8 oz of tea,
1 Lb Plain Flour
1 Lb Self Raising Flour
8 Oz Sunshine Marie Biscuits
1/2 Lb Brockoffs Crisp biscuits
1 Lb Butter
1 Lb John Bull Oats
2 Oz Vegemite
8 Oz Sultannas
8 Oz Weetbix
1 packet Kraft Cheddar
1 packet Pattie Pans
1 bar of Solvol
1 Lb Sunwhite Rice
1 26 Oz. Bottle of Vinegar
1 bar of Velvet soap
(It really didn’t matter. The list was simple but when she rang she had specific things in mind. The grocer did not sell fruit and vegetables and if you wanted meat you needed the butcher, not the grocer).
List at the ready she walked to the hallway, where the phone lived – bolted to the wall. She reached up and took hold of the ear piece. She stood in front of the phone and twirled the magneto handle, listened, and spoke.
“Camperdown 75 please.” (A little wait and then she would recite her list. A few hours later the grocer came with a box of the goodies she ordered. (None of it appealed to a hungry young boy).
At the end of her call she replaced the ear piece on the carrier at the side of the wooden Oak box that was our telephone.
Most of the household communication was by letter but once a year Dad would contact a brother in Duns Scotland and they would share a minute or two talking. After that time the operator would interrupt the call and enquire , “Your time is nearly up. Do you want to extend the call for another minute?” Frequently thrift determined the call would cease. On the second, the operator would disconnect the lines and the call ceased.

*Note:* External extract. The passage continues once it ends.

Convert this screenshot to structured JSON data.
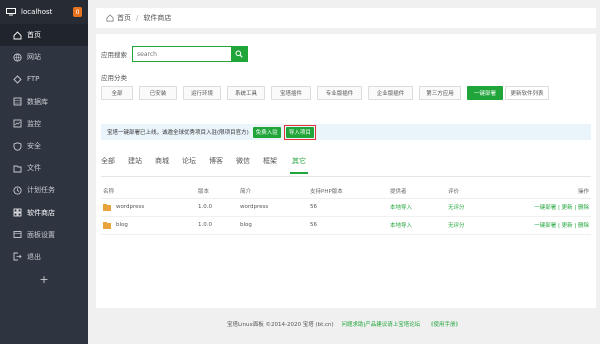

The Post Master General ran the operations for the Federal Government. Homes were connected to the network of copper wires crisscrossing the country, wired to their insulators on poles, and stretched across the countryside five metres from the ground. If you didn’t like the PMG you had no alternative. An army of PMG workers spent the day fixing broken lines, telephones, and exchanges because all the emergency services depended on the system working.
(In writing this I am reminded how the telephone lines ran beside the railway line between towns and sidings. As a steam train passenger, in my experience, smoke from the engine would blow past the window, the train clickedly – clacked as each wheel ran over the joints in the line, and the telephone lines would fall and rise between each post in rhythmic movements. The whole effect was mesmerising.)
It was years before it was commonplace for homes to have desk telephones. For few homes were large enough to accommodate an extra telephone table and chair. In time phones became smaller, smarter, and they came in a variety of colours with a single hand piece – to listen to – and capture the speaker’s voice. The off site operator disappeared and the home owner was able to dial directly from the phone with a rotary dial connector to anywhere else.
When more people connected the number of lines multiplied each year. To save time – people kept a teledex of the numbers they most frequently used handy to save them searching through the phone book for them.
As a teenager I didn’t call my friends on the phone. We had been trained to consider the cost of a call. My sisters didn’t make calls either. I was in my fifties before I had a mobile phone. It was provided as a work tool and as the book – keeper monitored the usage it was limited to essential calls regarding appointments.
The ubiquitous use of phones is relatively new. One surprising thing is how quickly they become redundant. Last year Samsung took over from Apple as the most popular phone. Today I read China’s Huawei has eclipsed them. It seems only a few years since no one had anything but a Nokia.
The modern Miss or Mister could not imagine anyone using a fifty year old phone except as a stage prop in Arsenic and Old Lace like we did.
Certainly Alexander Graham Bell must be restless in his grave if he ever thinks of what he unleashed.